There is an old saying that the parent is the bow and the child is the arrow. If we have been good bows we will have instilled good values and hopefully good judgement in our children.
It is rather hard to tell my 35 year old, very gorgeous pharmaceutical rep daughter with the six figure salary, company car and perks to die for how to live her life. She and her four lovely girls are doing just fine. The best Dad can do is to love her and, if she wishes, offer wise counsel.
My middle child, lovely, rather exotic Kristen works in the Entertainment Industry (it is LA after all) for a company that handles distribution, contracts and royalties for companies like Red Box and Netflix. She has a wicked wit and a great sense of humor.
Her little boy Sean is so handsome he might become a “Hollywood Heartthrob” someday! With Kris you listen and then show her that you care. She needs a good mirror and I provide it.
For a man, sons are a bit different because Dads tend to see themselves in their male children. Evan, my youngest is in IT sales and is a bit of a geek but way taller than me and movie star handsome. He is sometimes a bit intense like Dad and can be a goof at times but that is what makes him so lovable. He is married to a lovely RN named Naomi and has a little boy I call Eli with curly hair and bright blue eyes…sooo handsome.

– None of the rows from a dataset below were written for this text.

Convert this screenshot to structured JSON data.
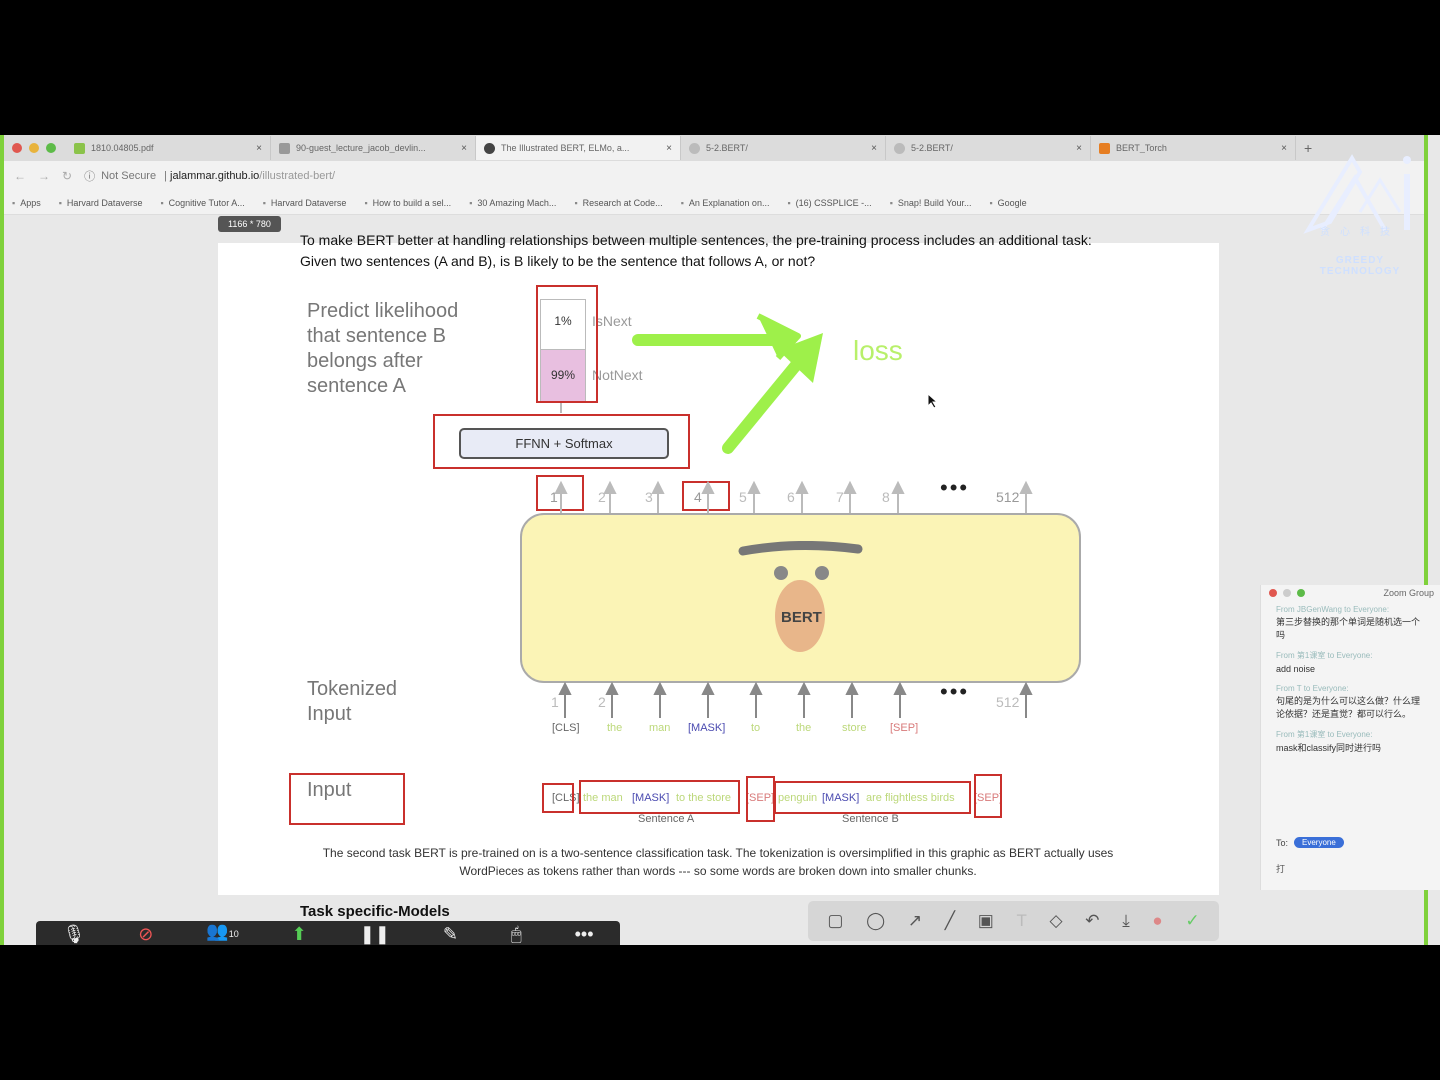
{
  "browser": {
    "tabs": [
      {
        "label": "1810.04805.pdf",
        "active": false
      },
      {
        "label": "90-guest_lecture_jacob_devlin...",
        "active": false
      },
      {
        "label": "The Illustrated BERT, ELMo, a...",
        "active": true
      },
      {
        "label": "5-2.BERT/",
        "active": false
      },
      {
        "label": "5-2.BERT/",
        "active": false
      },
      {
        "label": "BERT_Torch",
        "active": false
      }
    ],
    "security": "Not Secure",
    "url_domain": "jalammar.github.io",
    "url_path": "/illustrated-bert/",
    "bookmarks": [
      "Apps",
      "Harvard Dataverse",
      "Cognitive Tutor A...",
      "Harvard Dataverse",
      "How to build a sel...",
      "30 Amazing Mach...",
      "Research at Code...",
      "An Explanation on...",
      "(16) CSSPLICE -...",
      "Snap! Build Your...",
      "Google"
    ],
    "size_badge": "1166 * 780"
  },
  "page": {
    "intro_text": "To make BERT better at handling relationships between multiple sentences, the pre-training process includes an additional task: Given two sentences (A and B), is B likely to be the sentence that follows A, or not?",
    "predict_label": [
      "Predict likelihood",
      "that sentence B",
      "belongs after",
      "sentence A"
    ],
    "prob_isnext": "1%",
    "label_isnext": "IsNext",
    "prob_notnext": "99%",
    "label_notnext": "NotNext",
    "ffnn_label": "FFNN + Softmax",
    "loss_label": "loss",
    "bert_label": "BERT",
    "output_positions": [
      "1",
      "2",
      "3",
      "4",
      "5",
      "6",
      "7",
      "8",
      "512"
    ],
    "input_positions": [
      "1",
      "2",
      "512"
    ],
    "ellipsis": "•••",
    "tokenized_label": [
      "Tokenized",
      "Input"
    ],
    "tokens": [
      "[CLS]",
      "the",
      "man",
      "[MASK]",
      "to",
      "the",
      "store",
      "[SEP]"
    ],
    "input_label": "Input",
    "input_tokens": {
      "cls": "[CLS]",
      "sentence_a_pre": "the man",
      "sentence_a_mask": "[MASK]",
      "sentence_a_post": "to the store",
      "sep1": "[SEP]",
      "sentence_b_pre": "penguin",
      "sentence_b_mask": "[MASK]",
      "sentence_b_post": "are flightless birds",
      "sep2": "[SEP]"
    },
    "sentence_a_caption": "Sentence A",
    "sentence_b_caption": "Sentence B",
    "caption": "The second task BERT is pre-trained on is a two-sentence classification task. The tokenization is oversimplified in this graphic as BERT actually uses WordPieces as tokens rather than words --- so some words are broken down into smaller chunks.",
    "next_heading": "Task specific-Models"
  },
  "zoom": {
    "participants_count": "10",
    "chat_title": "Zoom Group",
    "messages": [
      {
        "from": "From JBGenWang to Everyone:",
        "body": "第三步替换的那个单词是随机选一个吗"
      },
      {
        "from": "From 第1课室 to Everyone:",
        "body": "add noise"
      },
      {
        "from": "From T to Everyone:",
        "body": "句尾的是为什么可以这么做？什么理论依据？还是直觉？都可以行么。"
      },
      {
        "from": "From 第1课室 to Everyone:",
        "body": "mask和classify同时进行吗"
      }
    ],
    "to_label": "To:",
    "to_value": "Everyone",
    "typed": "打"
  },
  "logo": {
    "cn": "贪心科技",
    "en": "GREEDY TECHNOLOGY"
  },
  "colors": {
    "accent_green": "#7fd13b",
    "loss_green": "#b8f06a",
    "red_box": "#c9302c"
  }
}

My role in this still growing family of 13 is to be a good mirror and wise counsel when they need and want it. I quietly ask them if they are willing to live with the results of what they are saying, doing or choosing. I show them the end of the path that they are on without judgement. That is the role of the wise counselor.
Here are 4 Rev. Dore’ rules for adult child parenting:

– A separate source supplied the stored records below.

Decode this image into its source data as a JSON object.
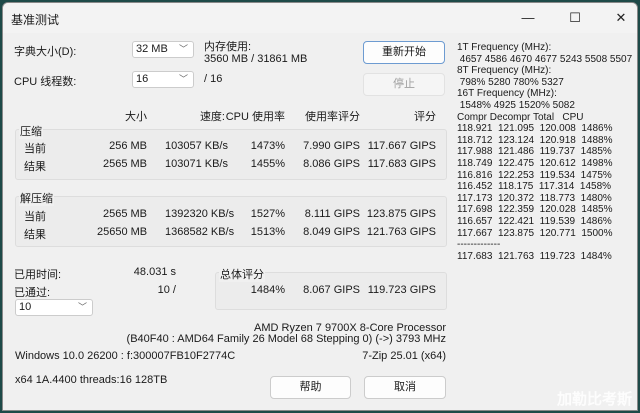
{
  "window": {
    "title": "基准测试",
    "controls": {
      "minimize": "—",
      "maximize": "☐",
      "close": "✕"
    }
  },
  "dict": {
    "label": "字典大小(D):",
    "value": "32 MB"
  },
  "threads": {
    "label": "CPU 线程数:",
    "value": "16",
    "max": "/ 16"
  },
  "memory": {
    "label": "内存使用:",
    "value": "3560 MB / 31861 MB"
  },
  "buttons": {
    "restart": "重新开始",
    "stop": "停止",
    "help": "帮助",
    "cancel": "取消"
  },
  "headers": [
    "大小",
    "速度:",
    "CPU 使用率",
    "使用率评分",
    "评分"
  ],
  "compress": {
    "label": "压缩",
    "rows": [
      {
        "name": "当前",
        "cells": [
          "256 MB",
          "103057 KB/s",
          "1473%",
          "7.990 GIPS",
          "117.667 GIPS"
        ]
      },
      {
        "name": "结果",
        "cells": [
          "2565 MB",
          "103071 KB/s",
          "1455%",
          "8.086 GIPS",
          "117.683 GIPS"
        ]
      }
    ]
  },
  "decompress": {
    "label": "解压缩",
    "rows": [
      {
        "name": "当前",
        "cells": [
          "2565 MB",
          "1392320 KB/s",
          "1527%",
          "8.111 GIPS",
          "123.875 GIPS"
        ]
      },
      {
        "name": "结果",
        "cells": [
          "25650 MB",
          "1368582 KB/s",
          "1513%",
          "8.049 GIPS",
          "121.763 GIPS"
        ]
      }
    ]
  },
  "elapsed": {
    "label": "已用时间:",
    "value": "48.031 s"
  },
  "passed": {
    "label": "已通过:",
    "value": "10 /",
    "select": "10"
  },
  "overall": {
    "label": "总体评分",
    "cells": [
      "1484%",
      "8.067 GIPS",
      "119.723 GIPS"
    ]
  },
  "cpu": {
    "name": "AMD Ryzen 7 9700X 8-Core Processor",
    "detail": "(B40F40 : AMD64 Family 26 Model 68 Stepping 0) (->) 3793 MHz"
  },
  "os": "Windows 10.0 26200 :  f:300007FB10F2774C",
  "version": "7-Zip 25.01 (x64)",
  "arch": "x64 1A.4400 threads:16 128TB",
  "log": "1T Frequency (MHz):\n 4657 4586 4670 4677 5243 5508 5507\n8T Frequency (MHz):\n 798% 5280 780% 5327\n16T Frequency (MHz):\n 1548% 4925 1520% 5082\nCompr Decompr Total   CPU\n118.921  121.095  120.008  1486%\n118.712  123.124  120.918  1488%\n117.988  121.486  119.737  1485%\n118.749  122.475  120.612  1498%\n116.816  122.253  119.534  1475%\n116.452  118.175  117.314  1458%\n117.173  120.372  118.773  1480%\n117.698  122.359  120.028  1485%\n116.657  122.421  119.539  1486%\n117.667  123.875  120.771  1500%\n-------------\n117.683  121.763  119.723  1484%",
  "watermark": "加勒比考斯"
}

1. Do not try to live your life through your children. You have your life and they have theirs. You are no longer responsible for their success or failure. Give them the space to be themselves, even if that means a mistake or pothole in their path.
2. Expect that for all that they remind you of you and their Mother (or Father), that they are going to be very different from you. You did not Xerox your children, you gave birth to them. They are not copies of you.
3. Stay out of judgement. We get into judgement with our children because we feel that their mistakes cast us in a bad light and that its our fault. They are responsible for their own lives and what they do has little or nothing to do with you and I as parents. Be a wise counselor, show them where their chosen path will lead and what the consequences will be. Be a good mirror for them because just like you and I, they don’t see themselves as they really are.
4. Just love them! What they really want from a parent is not advice but an ear, a hug and love when no one else will give it. They want acceptance for who and what they are.
In fact, that is a good way to treat everyone in your life! Until we are together again, be well and be happy!
Rev. Dore’ Jacques Patlian Check out my 120 video podcasts on YouTube.com/revdore For more information about Religious Science or The Science of Mind log on to CSL.org and find the nearest Center for Spiritual Living near you.